PROBLEM STATEMENT: Scan the records below for the word "true". Copy each line where it appears.

DATA FOR ANALYSIS:
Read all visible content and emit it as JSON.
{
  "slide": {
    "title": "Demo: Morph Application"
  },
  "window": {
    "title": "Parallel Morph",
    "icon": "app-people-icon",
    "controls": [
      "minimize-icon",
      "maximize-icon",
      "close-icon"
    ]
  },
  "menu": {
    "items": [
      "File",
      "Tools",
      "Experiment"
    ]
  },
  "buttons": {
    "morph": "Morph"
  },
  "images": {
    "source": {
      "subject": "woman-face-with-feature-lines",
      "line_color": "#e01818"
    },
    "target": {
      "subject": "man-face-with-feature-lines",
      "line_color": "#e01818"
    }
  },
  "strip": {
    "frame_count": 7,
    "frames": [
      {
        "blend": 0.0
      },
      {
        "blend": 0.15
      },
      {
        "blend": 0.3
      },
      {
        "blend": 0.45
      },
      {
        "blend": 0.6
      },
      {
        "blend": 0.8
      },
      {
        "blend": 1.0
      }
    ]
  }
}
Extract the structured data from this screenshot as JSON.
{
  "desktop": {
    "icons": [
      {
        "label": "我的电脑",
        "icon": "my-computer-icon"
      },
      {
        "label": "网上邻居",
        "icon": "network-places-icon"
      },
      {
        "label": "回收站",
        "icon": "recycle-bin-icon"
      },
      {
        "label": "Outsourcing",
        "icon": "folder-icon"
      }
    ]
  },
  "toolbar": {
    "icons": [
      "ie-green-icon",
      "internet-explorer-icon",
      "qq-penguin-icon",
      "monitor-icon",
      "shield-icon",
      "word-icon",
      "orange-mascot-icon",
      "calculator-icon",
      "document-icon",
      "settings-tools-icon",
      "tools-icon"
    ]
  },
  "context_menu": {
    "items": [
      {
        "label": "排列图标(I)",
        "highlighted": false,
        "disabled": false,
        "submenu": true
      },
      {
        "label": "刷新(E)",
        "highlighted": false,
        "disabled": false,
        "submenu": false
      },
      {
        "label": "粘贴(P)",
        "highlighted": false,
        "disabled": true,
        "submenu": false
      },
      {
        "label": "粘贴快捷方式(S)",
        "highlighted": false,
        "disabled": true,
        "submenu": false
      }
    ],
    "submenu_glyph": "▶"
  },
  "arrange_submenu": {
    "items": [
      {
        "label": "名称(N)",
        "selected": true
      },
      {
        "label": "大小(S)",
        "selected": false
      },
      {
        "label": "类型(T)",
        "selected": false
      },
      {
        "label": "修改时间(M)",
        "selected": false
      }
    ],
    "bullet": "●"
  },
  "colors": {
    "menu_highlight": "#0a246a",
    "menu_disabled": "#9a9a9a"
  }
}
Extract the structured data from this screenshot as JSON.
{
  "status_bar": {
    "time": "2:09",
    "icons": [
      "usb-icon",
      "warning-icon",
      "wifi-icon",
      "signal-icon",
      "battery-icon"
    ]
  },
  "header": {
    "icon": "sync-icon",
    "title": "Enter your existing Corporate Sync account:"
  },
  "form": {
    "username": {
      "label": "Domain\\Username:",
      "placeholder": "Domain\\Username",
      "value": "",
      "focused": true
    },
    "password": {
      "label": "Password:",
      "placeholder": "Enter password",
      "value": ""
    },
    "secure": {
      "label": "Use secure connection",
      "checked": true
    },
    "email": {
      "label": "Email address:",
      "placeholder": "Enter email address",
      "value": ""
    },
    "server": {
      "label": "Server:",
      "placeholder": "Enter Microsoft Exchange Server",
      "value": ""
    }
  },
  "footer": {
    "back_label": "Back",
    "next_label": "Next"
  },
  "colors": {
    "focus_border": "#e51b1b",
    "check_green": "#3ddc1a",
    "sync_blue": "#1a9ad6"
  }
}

SOLUTION TO THIS TASK:
        "submenu": true
        "disabled": true,
        "disabled": true,
        "selected": true
      "focused": true
      "checked": true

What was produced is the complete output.